(Beginning of Provided information)

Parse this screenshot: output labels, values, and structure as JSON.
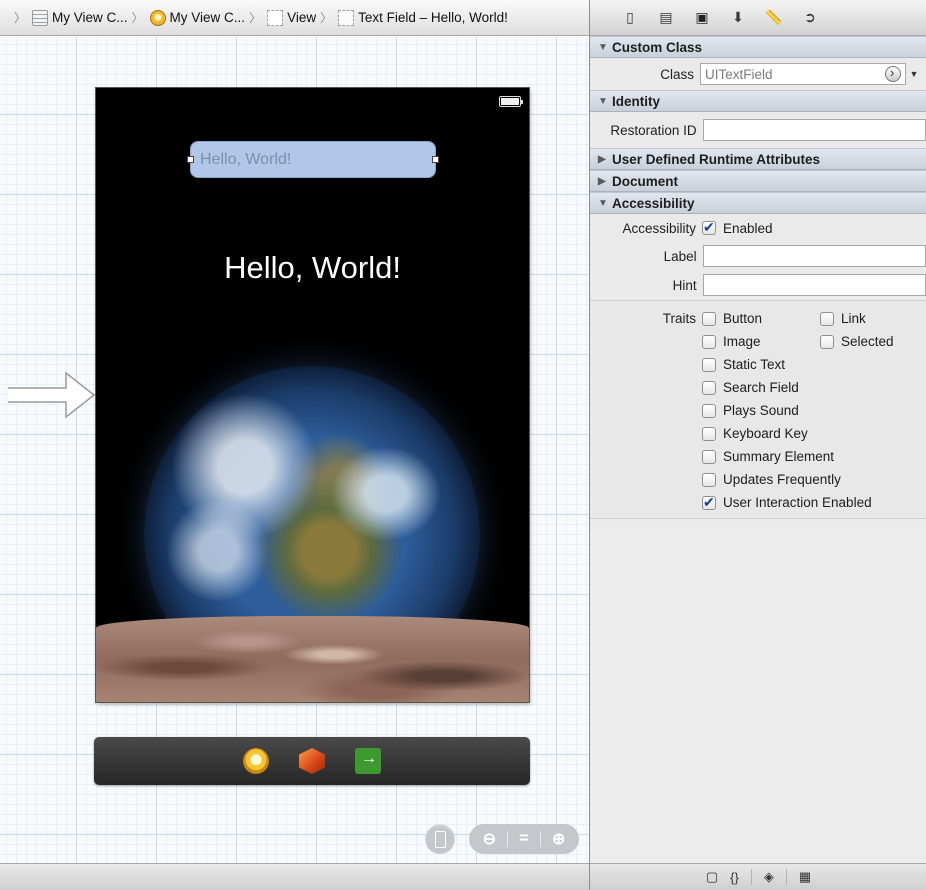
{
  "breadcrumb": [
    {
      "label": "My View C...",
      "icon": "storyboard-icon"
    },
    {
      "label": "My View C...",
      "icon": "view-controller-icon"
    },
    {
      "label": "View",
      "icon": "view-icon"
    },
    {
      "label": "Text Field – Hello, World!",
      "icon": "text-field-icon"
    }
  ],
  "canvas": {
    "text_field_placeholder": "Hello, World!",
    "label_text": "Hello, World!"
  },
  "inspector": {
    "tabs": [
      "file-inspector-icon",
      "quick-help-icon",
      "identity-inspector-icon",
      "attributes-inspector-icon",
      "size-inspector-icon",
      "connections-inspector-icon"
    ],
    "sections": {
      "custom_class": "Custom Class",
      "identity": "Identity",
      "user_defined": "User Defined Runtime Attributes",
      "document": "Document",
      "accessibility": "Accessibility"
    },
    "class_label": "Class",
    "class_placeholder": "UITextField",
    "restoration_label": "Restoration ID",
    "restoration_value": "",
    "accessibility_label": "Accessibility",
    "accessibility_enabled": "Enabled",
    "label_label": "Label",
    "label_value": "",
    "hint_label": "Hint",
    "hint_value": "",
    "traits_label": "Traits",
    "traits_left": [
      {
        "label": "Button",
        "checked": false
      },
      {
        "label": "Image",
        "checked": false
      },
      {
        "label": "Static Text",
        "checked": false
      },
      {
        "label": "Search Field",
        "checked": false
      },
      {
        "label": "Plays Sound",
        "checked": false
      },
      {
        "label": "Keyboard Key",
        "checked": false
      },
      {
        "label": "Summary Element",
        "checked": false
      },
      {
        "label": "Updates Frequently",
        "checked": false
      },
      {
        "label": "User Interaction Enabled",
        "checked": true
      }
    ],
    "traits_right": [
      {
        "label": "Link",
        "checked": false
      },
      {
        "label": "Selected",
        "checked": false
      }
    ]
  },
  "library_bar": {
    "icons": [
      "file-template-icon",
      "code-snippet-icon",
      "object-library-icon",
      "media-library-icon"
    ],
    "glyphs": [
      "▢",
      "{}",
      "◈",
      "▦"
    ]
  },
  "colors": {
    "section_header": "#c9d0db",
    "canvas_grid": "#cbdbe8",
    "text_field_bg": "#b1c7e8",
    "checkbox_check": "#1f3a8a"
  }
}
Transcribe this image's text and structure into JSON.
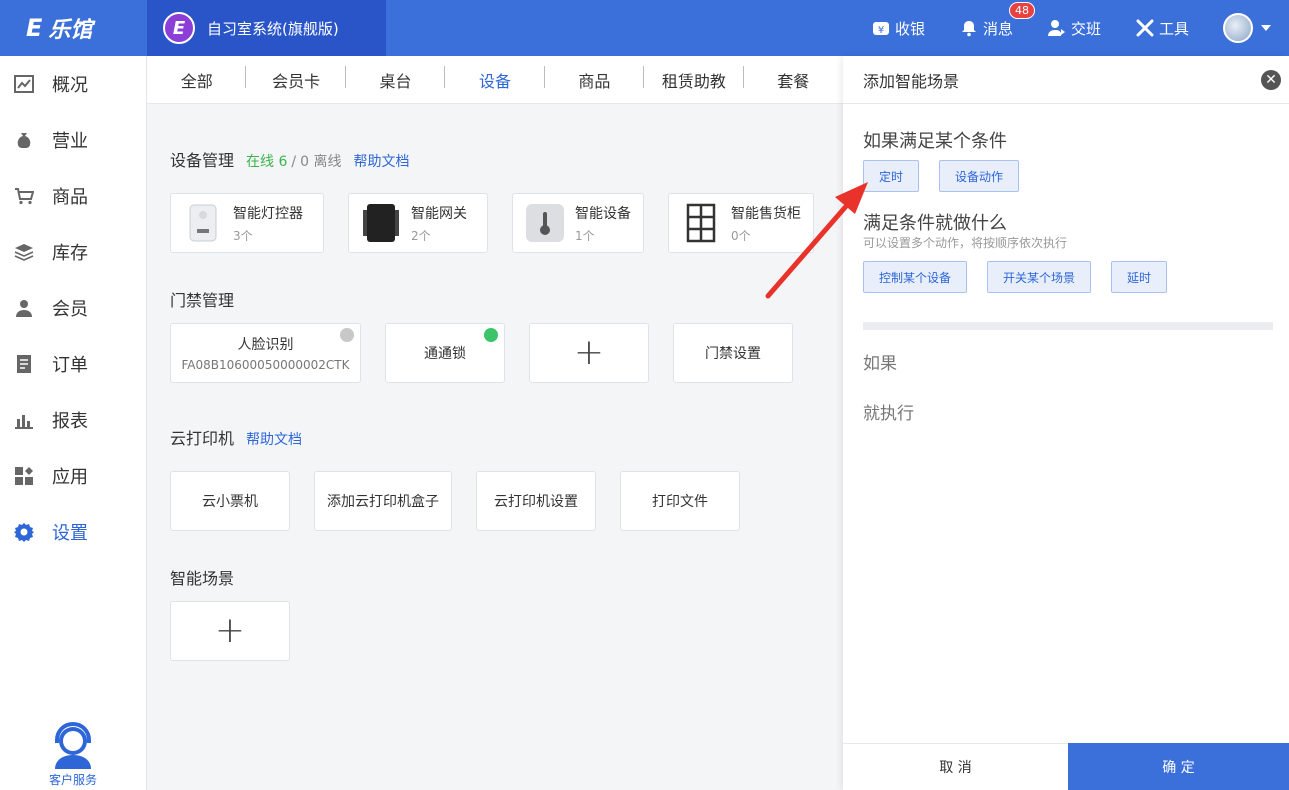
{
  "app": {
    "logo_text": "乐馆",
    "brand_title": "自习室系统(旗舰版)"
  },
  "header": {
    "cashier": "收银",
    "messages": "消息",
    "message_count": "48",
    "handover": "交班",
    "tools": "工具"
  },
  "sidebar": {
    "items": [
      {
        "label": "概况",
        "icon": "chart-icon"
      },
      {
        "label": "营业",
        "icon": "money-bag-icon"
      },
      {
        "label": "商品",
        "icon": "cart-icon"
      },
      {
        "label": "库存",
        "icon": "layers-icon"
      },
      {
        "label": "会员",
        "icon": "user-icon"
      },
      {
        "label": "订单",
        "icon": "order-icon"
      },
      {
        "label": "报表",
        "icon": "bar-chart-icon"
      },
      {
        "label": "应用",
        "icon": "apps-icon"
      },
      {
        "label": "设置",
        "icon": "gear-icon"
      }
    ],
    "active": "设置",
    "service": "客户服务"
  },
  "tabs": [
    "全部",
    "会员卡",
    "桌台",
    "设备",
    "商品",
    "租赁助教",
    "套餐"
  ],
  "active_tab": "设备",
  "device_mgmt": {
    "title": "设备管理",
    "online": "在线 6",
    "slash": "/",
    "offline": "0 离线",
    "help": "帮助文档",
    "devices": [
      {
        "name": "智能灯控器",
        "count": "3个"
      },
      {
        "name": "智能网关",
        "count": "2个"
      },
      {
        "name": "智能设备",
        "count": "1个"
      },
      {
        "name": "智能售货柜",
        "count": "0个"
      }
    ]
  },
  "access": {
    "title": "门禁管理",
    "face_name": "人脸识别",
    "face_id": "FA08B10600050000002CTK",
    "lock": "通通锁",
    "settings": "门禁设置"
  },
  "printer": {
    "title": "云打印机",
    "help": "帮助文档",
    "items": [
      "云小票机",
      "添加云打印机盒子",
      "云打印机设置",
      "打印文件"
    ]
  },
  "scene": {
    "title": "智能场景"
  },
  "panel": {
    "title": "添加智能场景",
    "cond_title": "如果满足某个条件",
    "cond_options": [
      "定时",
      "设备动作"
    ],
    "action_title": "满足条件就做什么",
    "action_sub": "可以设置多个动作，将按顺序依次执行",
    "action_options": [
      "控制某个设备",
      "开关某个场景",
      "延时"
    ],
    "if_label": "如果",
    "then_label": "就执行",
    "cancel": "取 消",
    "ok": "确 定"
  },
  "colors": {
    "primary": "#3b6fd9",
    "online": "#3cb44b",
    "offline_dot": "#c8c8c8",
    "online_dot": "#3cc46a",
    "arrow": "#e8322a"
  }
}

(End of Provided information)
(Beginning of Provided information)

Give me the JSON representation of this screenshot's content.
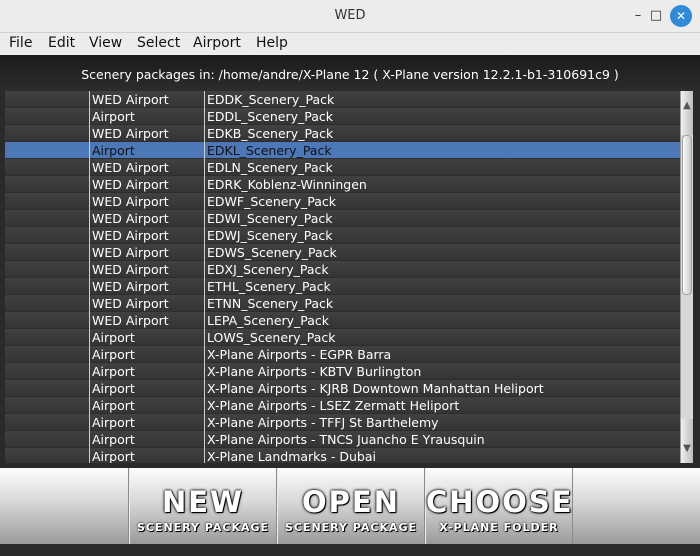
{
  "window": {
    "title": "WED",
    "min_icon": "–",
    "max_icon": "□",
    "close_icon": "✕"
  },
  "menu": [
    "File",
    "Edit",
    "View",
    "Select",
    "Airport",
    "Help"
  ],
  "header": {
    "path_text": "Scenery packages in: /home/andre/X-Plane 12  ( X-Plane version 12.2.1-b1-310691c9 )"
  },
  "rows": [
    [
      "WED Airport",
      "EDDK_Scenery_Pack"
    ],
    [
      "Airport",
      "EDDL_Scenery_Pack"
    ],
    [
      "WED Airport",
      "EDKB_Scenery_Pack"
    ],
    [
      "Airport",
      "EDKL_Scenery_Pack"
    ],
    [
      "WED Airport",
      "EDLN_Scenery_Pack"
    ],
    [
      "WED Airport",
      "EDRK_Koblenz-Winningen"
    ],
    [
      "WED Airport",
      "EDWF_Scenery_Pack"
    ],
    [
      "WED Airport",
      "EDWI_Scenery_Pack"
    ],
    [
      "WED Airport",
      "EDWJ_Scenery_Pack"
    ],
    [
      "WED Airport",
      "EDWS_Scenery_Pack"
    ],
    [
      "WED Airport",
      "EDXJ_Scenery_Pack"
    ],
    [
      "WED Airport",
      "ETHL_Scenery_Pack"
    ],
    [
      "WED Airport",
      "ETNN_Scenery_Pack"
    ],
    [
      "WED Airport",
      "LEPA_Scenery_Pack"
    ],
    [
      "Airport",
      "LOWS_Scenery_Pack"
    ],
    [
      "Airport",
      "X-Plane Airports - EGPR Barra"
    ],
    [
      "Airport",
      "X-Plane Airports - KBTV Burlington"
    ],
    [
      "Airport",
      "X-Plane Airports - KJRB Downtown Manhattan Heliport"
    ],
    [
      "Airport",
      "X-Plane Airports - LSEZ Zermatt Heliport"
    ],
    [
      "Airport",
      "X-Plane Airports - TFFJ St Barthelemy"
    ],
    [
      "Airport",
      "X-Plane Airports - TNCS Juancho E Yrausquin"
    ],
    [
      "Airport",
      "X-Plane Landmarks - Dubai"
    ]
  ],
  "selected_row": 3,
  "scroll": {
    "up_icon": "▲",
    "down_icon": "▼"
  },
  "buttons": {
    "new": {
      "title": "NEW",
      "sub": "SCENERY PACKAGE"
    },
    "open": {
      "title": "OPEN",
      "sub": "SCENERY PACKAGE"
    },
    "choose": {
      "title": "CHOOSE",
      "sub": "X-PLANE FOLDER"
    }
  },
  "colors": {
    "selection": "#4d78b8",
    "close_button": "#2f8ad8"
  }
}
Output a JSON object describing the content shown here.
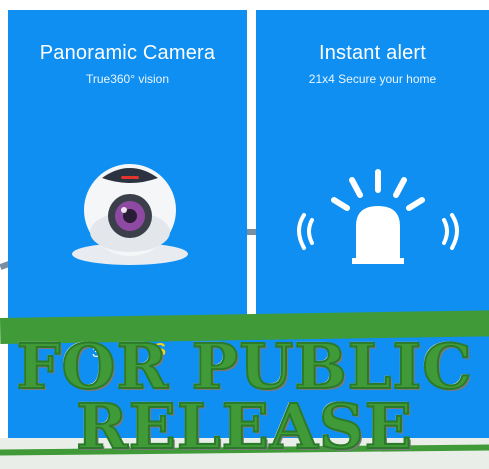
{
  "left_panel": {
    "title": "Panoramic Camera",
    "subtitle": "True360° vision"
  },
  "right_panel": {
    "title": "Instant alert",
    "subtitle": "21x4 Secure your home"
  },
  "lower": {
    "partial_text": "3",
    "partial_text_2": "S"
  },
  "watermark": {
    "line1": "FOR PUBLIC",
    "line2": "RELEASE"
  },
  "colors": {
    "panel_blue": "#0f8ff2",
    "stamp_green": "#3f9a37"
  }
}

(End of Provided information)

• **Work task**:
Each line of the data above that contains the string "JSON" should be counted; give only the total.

• **Task result**:
4